Documenting the Birding Adventures of Scott Whittle
Saturday, April 12, 2008
Piping Plovers and Fledgling Owls
I went out with Peter Dorosh and several other folks today on a Broolyn Birding Club trip to several parks in Queens and Brooklyn. It was a beautiful spring day and it got better as the day went on, eventually warming up to t-shirt weather. The birds warmed up progressively, too, and we had a lot of activity and variety. In Alley Pond Park we were directed to a Great Horned Owl nest, where the two young owls have now fledged. One was perched out on a branch in the open...it was fluffy and cute like all young owls, but nearly as large as an adult.
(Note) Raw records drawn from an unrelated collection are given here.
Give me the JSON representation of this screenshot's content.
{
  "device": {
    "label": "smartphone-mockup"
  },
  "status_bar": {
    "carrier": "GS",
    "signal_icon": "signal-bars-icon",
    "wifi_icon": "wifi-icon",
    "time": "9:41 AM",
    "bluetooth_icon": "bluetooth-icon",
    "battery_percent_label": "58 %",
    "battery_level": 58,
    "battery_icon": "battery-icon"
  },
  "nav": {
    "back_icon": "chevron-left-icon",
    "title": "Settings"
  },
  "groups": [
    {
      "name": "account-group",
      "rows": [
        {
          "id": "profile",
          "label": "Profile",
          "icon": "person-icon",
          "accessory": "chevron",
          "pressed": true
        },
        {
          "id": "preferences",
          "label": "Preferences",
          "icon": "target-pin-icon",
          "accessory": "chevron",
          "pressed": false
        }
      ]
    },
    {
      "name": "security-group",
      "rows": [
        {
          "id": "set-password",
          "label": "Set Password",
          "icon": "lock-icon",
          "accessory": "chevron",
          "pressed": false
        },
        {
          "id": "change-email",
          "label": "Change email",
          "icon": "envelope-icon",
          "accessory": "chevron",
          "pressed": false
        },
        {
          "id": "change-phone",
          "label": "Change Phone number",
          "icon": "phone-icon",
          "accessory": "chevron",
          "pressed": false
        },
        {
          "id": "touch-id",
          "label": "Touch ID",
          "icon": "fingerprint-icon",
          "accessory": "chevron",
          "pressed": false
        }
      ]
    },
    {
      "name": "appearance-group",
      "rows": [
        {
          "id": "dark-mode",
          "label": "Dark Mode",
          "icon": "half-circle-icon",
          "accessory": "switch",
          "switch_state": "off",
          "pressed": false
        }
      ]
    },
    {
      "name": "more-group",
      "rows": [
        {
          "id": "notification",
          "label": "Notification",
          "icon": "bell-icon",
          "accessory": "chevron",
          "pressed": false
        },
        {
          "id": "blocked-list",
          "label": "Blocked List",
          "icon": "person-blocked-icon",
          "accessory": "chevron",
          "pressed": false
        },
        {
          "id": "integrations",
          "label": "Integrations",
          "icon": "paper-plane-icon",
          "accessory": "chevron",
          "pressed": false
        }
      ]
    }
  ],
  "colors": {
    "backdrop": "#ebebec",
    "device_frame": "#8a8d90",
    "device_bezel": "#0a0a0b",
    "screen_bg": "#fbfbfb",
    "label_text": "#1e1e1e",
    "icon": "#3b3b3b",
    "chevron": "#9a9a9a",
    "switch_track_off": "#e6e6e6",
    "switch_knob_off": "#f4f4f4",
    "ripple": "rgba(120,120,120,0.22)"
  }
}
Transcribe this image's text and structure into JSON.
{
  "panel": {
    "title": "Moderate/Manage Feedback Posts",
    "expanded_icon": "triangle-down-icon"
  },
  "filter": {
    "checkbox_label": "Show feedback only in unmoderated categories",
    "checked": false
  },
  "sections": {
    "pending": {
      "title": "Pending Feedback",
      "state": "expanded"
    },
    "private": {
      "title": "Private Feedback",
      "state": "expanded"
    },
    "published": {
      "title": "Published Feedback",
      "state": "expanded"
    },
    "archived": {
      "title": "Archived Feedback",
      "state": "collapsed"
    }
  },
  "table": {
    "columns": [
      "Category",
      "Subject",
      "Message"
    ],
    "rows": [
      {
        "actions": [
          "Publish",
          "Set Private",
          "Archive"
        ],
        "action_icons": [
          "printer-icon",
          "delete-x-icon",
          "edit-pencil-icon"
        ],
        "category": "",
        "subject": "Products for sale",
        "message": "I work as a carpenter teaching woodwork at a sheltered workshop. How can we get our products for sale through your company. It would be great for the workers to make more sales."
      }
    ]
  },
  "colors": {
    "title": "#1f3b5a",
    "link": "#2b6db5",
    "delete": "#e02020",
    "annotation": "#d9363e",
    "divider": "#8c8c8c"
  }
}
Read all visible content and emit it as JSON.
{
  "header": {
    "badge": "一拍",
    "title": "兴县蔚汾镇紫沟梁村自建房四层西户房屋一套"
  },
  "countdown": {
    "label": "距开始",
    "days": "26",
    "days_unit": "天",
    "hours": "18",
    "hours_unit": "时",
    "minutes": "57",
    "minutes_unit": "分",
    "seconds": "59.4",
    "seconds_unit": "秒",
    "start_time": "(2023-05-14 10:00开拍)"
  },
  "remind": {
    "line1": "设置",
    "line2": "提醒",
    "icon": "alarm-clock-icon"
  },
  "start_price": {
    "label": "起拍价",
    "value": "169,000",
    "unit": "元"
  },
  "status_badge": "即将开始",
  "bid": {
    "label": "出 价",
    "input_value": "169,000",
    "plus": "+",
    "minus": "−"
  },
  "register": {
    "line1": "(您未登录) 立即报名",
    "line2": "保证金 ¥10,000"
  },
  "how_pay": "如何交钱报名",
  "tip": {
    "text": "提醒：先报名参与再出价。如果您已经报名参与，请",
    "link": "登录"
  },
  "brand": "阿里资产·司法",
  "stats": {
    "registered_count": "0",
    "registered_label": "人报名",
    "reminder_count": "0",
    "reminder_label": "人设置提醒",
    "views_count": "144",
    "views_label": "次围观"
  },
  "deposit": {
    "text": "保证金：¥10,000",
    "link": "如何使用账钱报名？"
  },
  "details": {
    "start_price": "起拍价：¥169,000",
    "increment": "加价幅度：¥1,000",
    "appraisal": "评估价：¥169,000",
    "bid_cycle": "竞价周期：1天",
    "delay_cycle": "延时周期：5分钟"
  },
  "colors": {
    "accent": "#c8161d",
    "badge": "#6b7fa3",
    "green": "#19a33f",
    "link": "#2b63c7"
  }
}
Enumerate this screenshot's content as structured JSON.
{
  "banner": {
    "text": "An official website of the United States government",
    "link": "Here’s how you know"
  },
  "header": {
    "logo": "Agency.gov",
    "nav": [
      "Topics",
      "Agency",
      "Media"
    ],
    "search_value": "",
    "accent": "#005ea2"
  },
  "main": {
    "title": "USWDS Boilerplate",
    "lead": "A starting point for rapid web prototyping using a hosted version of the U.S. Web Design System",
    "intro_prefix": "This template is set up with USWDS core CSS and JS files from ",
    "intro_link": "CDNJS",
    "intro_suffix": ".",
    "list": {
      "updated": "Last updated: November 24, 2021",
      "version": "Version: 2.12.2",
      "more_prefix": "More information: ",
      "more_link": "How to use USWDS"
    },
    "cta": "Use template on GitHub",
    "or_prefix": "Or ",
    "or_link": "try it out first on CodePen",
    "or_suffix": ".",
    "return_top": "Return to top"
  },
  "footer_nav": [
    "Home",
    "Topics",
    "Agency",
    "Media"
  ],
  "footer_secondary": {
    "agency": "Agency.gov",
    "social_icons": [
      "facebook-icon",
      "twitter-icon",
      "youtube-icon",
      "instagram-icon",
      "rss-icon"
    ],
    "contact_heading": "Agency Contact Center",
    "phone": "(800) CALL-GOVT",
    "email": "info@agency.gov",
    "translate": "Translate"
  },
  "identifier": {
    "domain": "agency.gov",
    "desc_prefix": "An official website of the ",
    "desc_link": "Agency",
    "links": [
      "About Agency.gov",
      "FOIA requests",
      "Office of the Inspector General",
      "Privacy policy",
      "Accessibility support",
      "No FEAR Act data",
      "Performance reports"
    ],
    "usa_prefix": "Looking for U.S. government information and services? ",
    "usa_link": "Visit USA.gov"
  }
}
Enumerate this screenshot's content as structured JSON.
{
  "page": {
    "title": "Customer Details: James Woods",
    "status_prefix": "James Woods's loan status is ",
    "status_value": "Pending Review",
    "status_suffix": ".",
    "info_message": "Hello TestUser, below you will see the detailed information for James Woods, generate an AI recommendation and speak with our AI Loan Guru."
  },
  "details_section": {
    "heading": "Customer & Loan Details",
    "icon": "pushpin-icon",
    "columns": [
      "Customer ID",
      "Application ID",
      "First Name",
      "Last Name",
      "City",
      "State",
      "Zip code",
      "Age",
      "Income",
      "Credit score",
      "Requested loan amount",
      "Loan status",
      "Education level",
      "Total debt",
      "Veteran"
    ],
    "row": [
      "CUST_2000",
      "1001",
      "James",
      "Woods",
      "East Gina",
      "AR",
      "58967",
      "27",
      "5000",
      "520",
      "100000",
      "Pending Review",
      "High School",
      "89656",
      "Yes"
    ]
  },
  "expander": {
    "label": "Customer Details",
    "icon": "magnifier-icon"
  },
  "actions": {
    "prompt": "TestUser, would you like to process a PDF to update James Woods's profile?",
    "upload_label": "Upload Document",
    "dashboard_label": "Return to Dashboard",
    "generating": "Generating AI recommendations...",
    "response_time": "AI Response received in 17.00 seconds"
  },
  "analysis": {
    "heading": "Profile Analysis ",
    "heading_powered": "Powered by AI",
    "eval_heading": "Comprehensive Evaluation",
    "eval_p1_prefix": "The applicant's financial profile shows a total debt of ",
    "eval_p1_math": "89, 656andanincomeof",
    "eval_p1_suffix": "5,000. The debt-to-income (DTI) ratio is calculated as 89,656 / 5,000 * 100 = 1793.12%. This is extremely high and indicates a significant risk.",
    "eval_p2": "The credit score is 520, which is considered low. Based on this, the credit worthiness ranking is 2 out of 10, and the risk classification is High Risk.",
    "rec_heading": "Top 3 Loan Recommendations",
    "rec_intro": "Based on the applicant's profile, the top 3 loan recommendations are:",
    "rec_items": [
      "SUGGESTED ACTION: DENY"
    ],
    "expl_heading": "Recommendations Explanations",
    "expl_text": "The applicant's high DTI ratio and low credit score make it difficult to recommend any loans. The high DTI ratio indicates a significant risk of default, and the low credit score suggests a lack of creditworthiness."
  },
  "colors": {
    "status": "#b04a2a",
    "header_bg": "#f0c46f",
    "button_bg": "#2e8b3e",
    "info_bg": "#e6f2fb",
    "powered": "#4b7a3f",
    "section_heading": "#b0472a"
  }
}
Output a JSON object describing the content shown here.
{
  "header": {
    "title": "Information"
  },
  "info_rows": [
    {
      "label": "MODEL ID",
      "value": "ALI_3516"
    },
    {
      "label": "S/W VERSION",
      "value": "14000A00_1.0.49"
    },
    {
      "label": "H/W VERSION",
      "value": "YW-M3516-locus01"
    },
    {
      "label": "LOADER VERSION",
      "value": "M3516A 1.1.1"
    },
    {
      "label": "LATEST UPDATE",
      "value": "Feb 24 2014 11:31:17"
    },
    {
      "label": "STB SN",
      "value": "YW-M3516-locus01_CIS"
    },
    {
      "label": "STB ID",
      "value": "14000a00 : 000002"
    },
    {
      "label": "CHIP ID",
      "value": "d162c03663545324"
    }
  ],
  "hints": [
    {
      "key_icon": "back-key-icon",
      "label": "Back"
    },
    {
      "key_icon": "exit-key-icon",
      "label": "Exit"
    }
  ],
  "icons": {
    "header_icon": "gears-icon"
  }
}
The combination of the lethal talons and the fluffy exterior were reminiscent of a Doberman in a bunny suit.
The warblers were busy and we had Yellow Rumped, Pine and Palms, as well as both type of Kinglets, Towhees, and lots of sparrows. Later in the day we went to Rockaway beach, a strangely neglected section of Brooklyn waterfront. As with many spots along the Long Island coast, there are roped off areas here to protect the endangered Piping Plover. These birds started to come in a couple of weeks ago, but this was the first I'd seen. In contrast to the owl they are small and unassuming, and blend beautifully with the gravelly sand of the beach. In the summer you might see cages over spots in the dunes - these are predator cages that are intended to protect the plovers from birds and animals that might attact them or their young.
We also had a group of American Oystercatchers on the beach, calling and flying and courting on the shore. It's great to see behavior from these birds that normally are colorful but relatively stationary. We ended the day at Floyd Bennett Field, which was full of sparrows, Brandt, and juncos. We saw about a dozen field sparrows (one of my favorites). Mary Eyster accidentally started up a Killdeer, and we got to see another breeding behavior...the broken wing routine. Killdeer nest on the ground, and if a predator approaches their nest, they flop away from it dramatically as if they have a broken wing. When they've drawn the intruder far enough away, they shake off the false affliction and fly off. Mary was careful to move away from the possible nest area, and we watched as the Killdeer circled around back where we assumed it was nesting. At the end of the day we had seen 81 species, and had our first taste of spring.
My name is Scott Whittle and I'm a professional photographer (www.scottwhittle.com). I have an MFA in Photography from the School of Visual Arts in New York City. I started birding as a teenager, and then dropped it for many years. I started to bird again in 2007, and have been birding since then in Brooklyn, NY and Cape May, NJ.